▼

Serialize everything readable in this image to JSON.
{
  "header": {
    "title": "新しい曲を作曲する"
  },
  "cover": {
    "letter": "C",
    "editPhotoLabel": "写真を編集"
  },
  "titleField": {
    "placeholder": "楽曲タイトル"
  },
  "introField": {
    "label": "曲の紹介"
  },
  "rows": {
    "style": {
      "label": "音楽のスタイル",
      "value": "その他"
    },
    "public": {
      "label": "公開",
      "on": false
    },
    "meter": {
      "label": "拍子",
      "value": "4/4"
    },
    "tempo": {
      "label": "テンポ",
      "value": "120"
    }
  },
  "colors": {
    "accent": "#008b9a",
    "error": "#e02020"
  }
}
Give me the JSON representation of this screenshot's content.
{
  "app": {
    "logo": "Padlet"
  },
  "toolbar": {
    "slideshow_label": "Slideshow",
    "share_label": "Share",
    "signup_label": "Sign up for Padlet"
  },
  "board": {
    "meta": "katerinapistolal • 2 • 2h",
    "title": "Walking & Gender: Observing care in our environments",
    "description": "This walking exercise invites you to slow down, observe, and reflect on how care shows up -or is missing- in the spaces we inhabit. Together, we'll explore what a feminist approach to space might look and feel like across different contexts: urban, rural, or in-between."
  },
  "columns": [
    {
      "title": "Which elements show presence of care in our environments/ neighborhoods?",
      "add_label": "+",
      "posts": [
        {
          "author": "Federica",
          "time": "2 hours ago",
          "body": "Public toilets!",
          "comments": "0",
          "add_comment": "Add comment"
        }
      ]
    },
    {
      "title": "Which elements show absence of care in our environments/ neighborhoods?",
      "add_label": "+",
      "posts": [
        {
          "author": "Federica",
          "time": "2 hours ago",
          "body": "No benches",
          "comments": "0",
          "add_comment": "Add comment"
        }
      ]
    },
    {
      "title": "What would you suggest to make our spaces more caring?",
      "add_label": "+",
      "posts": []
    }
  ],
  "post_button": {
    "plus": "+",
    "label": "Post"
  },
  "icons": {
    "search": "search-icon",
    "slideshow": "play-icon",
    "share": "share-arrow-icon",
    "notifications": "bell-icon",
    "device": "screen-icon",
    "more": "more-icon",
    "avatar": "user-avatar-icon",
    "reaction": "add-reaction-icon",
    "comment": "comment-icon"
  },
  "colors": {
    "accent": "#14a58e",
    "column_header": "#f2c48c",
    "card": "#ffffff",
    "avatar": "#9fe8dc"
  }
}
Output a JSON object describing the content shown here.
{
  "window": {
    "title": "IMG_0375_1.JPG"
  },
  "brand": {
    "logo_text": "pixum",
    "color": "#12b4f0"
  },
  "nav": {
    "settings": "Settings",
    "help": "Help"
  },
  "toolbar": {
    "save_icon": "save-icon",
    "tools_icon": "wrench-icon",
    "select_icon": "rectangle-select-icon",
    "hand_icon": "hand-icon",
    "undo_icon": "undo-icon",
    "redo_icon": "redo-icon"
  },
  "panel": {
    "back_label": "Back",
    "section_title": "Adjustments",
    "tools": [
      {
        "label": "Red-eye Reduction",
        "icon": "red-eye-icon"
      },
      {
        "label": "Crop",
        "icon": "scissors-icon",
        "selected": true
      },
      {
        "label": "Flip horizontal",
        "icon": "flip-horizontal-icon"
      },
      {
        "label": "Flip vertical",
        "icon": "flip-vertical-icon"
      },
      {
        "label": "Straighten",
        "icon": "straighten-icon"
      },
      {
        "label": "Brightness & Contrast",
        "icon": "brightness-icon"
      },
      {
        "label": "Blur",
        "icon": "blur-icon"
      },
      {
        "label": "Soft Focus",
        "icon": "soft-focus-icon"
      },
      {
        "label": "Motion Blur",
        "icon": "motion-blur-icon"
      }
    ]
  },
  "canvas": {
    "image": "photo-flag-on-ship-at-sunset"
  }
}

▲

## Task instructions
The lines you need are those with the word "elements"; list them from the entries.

## Solution for this exercise
      "title": "Which elements show presence of care in our environments/ neighborhoods?",
      "title": "Which elements show absence of care in our environments/ neighborhoods?",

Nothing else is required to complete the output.